*** Opening of SOURCE MATERIAL ***

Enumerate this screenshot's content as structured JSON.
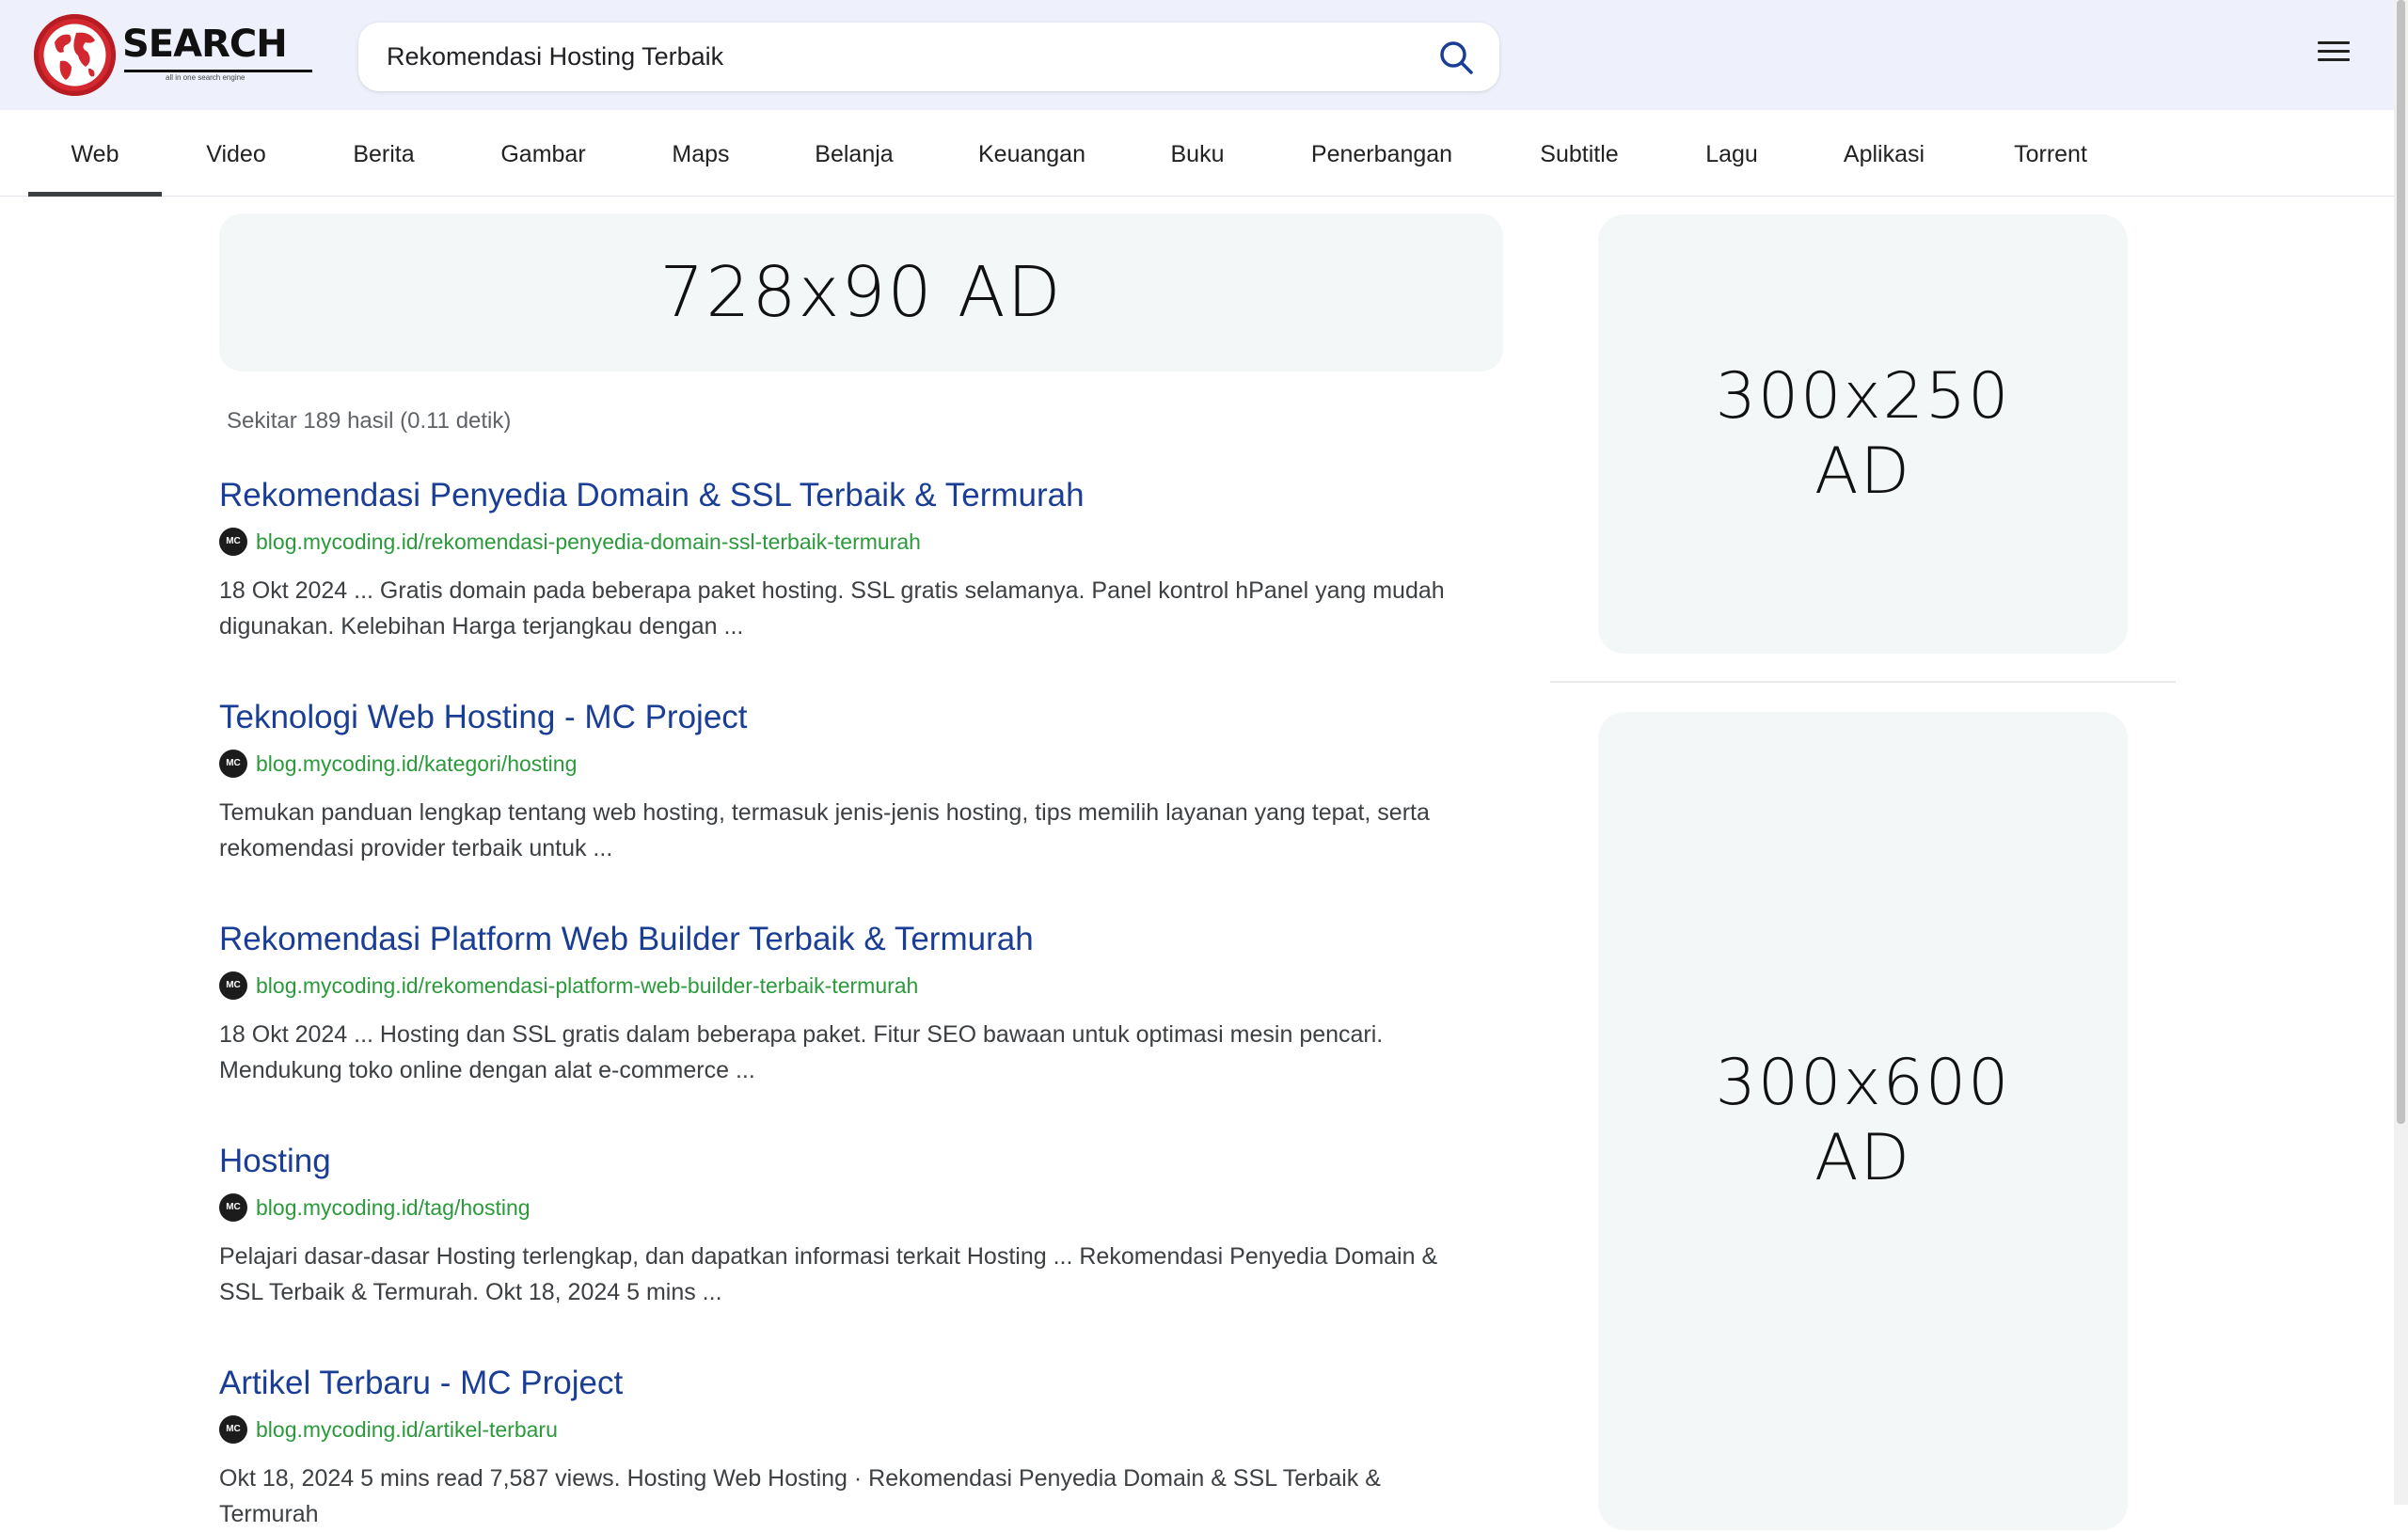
{
  "header": {
    "logo_text": "SEARCH",
    "logo_tagline": "all in one search engine",
    "search_value": "Rekomendasi Hosting Terbaik",
    "search_icon": "search-icon",
    "menu_icon": "hamburger-menu-icon"
  },
  "tabs": [
    {
      "label": "Web",
      "active": true
    },
    {
      "label": "Video"
    },
    {
      "label": "Berita"
    },
    {
      "label": "Gambar"
    },
    {
      "label": "Maps"
    },
    {
      "label": "Belanja"
    },
    {
      "label": "Keuangan"
    },
    {
      "label": "Buku"
    },
    {
      "label": "Penerbangan"
    },
    {
      "label": "Subtitle"
    },
    {
      "label": "Lagu"
    },
    {
      "label": "Aplikasi"
    },
    {
      "label": "Torrent"
    }
  ],
  "ads": {
    "banner": "728x90 AD",
    "side_top_line1": "300x250",
    "side_top_line2": "AD",
    "side_bottom_line1": "300x600",
    "side_bottom_line2": "AD"
  },
  "result_stats": "Sekitar 189 hasil (0.11 detik)",
  "results": [
    {
      "title": "Rekomendasi Penyedia Domain & SSL Terbaik & Termurah",
      "url": "blog.mycoding.id/rekomendasi-penyedia-domain-ssl-terbaik-termurah",
      "snippet": "18 Okt 2024 ... Gratis domain pada beberapa paket hosting. SSL gratis selamanya. Panel kontrol hPanel yang mudah digunakan. Kelebihan Harga terjangkau dengan ..."
    },
    {
      "title": "Teknologi Web Hosting - MC Project",
      "url": "blog.mycoding.id/kategori/hosting",
      "snippet": "Temukan panduan lengkap tentang web hosting, termasuk jenis-jenis hosting, tips memilih layanan yang tepat, serta rekomendasi provider terbaik untuk ..."
    },
    {
      "title": "Rekomendasi Platform Web Builder Terbaik & Termurah",
      "url": "blog.mycoding.id/rekomendasi-platform-web-builder-terbaik-termurah",
      "snippet": "18 Okt 2024 ... Hosting dan SSL gratis dalam beberapa paket. Fitur SEO bawaan untuk optimasi mesin pencari. Mendukung toko online dengan alat e-commerce ..."
    },
    {
      "title": "Hosting",
      "url": "blog.mycoding.id/tag/hosting",
      "snippet": "Pelajari dasar-dasar Hosting terlengkap, dan dapatkan informasi terkait Hosting ... Rekomendasi Penyedia Domain & SSL Terbaik & Termurah. Okt 18, 2024 5 mins ..."
    },
    {
      "title": "Artikel Terbaru - MC Project",
      "url": "blog.mycoding.id/artikel-terbaru",
      "snippet": "Okt 18, 2024 5 mins read 7,587 views. Hosting Web Hosting · Rekomendasi Penyedia Domain & SSL Terbaik & Termurah"
    }
  ],
  "favicon_text": "MC",
  "colors": {
    "header_bg": "#eef0fb",
    "link": "#1a3e96",
    "url": "#2a9a3a",
    "logo_red": "#d3282f"
  }
}
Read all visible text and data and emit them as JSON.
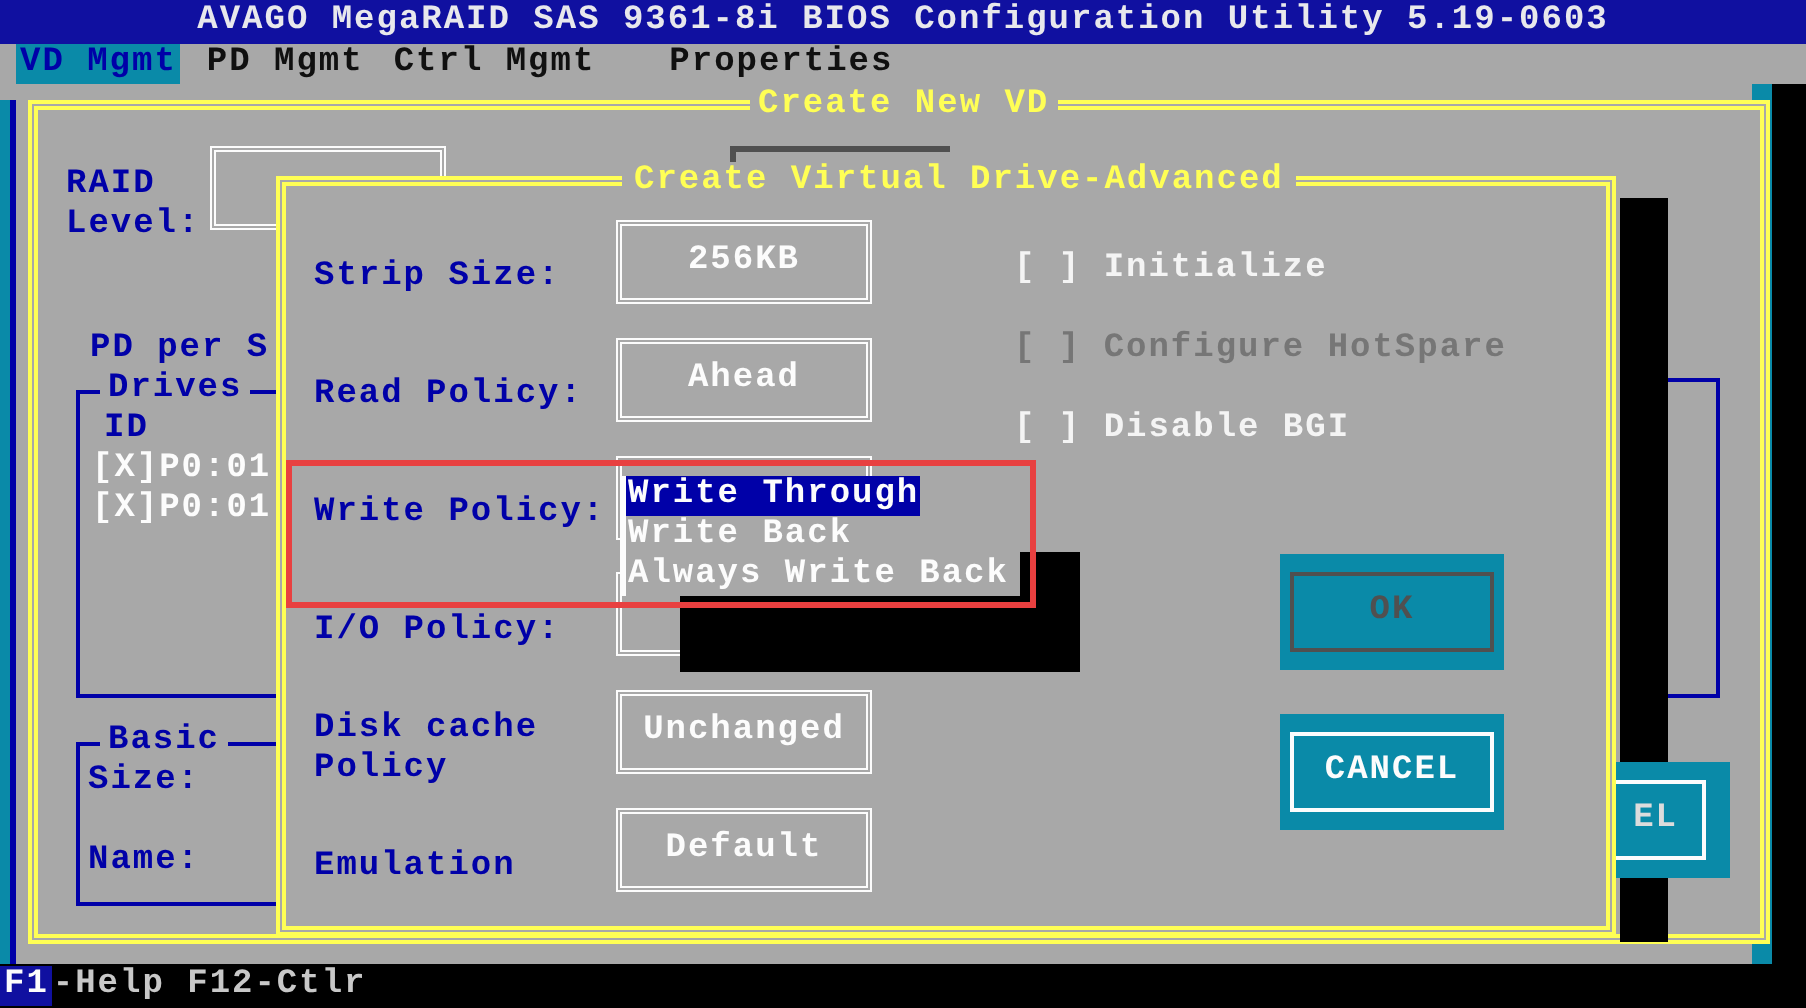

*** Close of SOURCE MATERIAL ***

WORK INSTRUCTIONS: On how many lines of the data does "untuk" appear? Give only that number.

FINAL ANSWER: 2